Segment Open

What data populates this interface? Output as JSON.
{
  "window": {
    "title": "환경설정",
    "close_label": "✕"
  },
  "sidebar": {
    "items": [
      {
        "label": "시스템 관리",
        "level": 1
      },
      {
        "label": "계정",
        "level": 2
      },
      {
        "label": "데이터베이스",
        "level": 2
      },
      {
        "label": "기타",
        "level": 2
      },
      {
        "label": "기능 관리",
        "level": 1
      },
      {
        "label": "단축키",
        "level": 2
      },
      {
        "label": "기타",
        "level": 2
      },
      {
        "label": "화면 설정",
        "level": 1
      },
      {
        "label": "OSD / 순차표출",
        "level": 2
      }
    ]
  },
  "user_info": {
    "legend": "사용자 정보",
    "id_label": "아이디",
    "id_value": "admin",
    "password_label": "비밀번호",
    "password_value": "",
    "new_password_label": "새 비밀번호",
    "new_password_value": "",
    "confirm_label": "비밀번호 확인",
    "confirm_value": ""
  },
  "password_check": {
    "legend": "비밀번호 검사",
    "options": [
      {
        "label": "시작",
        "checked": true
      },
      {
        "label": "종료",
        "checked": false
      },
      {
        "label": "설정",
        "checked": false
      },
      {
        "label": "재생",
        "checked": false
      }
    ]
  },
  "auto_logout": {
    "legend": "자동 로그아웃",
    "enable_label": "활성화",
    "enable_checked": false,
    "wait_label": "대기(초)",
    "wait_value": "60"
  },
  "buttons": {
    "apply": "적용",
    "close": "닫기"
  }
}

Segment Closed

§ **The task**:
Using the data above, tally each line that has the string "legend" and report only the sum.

§ **Solution below**:
3